Every season has its X-factors, the players who either elevated their game or fail to measure up to expectations. Oftentimes, these are the players who define the season. Fans already know Luka is sensational and that he'll continue to ball out, but what about the role players? Who among them will step up to the task and help deliver the Mavericks to the promised land, the second round of the NBA Playoffs?

Admittedly, the bar is necessarily a bit low for the moment. Anything short of a second-round appearance this season will be a letdown. With that, these are the three biggest X-factors for the 2021-2022 Dallas Mavericks.

Dallas Mavericks X-factor for 2021-2022 season: 3. Tim Hardaway Jr.

Tim Hardaway Jr. signed a four-year, $75 million contract with the Mavs this offseason, turning down an additional $17 million New Orleans was prepared to offer him. The message was clear, Hardaway has found a fit and a home in Dallas, as evidenced by the fact that he will be playing his longest continuous stretch with a single franchise in his nine-year NBA career.

Hardaway Jr. undoubtedly found a good fit as the Mavs marksman, elevating his career 3-point percentage from 34.4 percent before joining Dallas to 37 percent over the past two-plus seasons. Not counting his 19 games in 2019 following the blockbuster Kristaps Porzingis trade that brought him to the Mavericks, THJ has shot 39.5 percent from downtown playing alongside Luka Doncic.

He's also been playing at the end of a contract in which he could have become a free agent the past two seasons. Following the 2019-2020 season, THJ had a player option worth $18.9M, which he chose to pick up. While that's a nice chunk of change, the then 28-year-old could have declined the option to enter free agency in search of another handsome payday given his strong performance that season. He also could have earned himself greater security than banking on another equal or even greater season in 2020-2021.

It was a high-risk gamble, but Hardaway Jr. not only bet on himself, but he won in the process. After an even better second full season with the Mavericks, he secured a new four-year deal in line with what he was seeking. The question now, after two seasons of essentially playing for a new contract, is whether or not he can continue to perform at that level.

It's human nature to strive for something so long you almost don't know what to do once you finally have it. In the NFL, teams are cautioned about handing out big contracts to guys coming off career years at the end of their deal. I'm not saying that's what will happen with Hardaway Jr. Quite the opposite, I sincerely hope he can continue being a lethal, albeit streaky 3-point shooter who can help spread the floor for Dallas moving forward.

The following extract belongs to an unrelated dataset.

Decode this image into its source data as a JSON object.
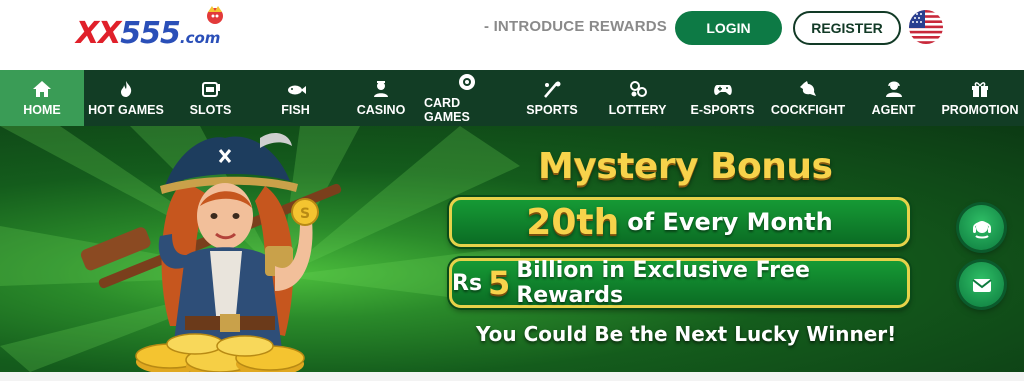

If he matches or even exceeds his previously set bar, Dallas's chances at taking the next key step increase greatly. If he can't, the Mavs' third-richest contract might place the team in a bind moving forward.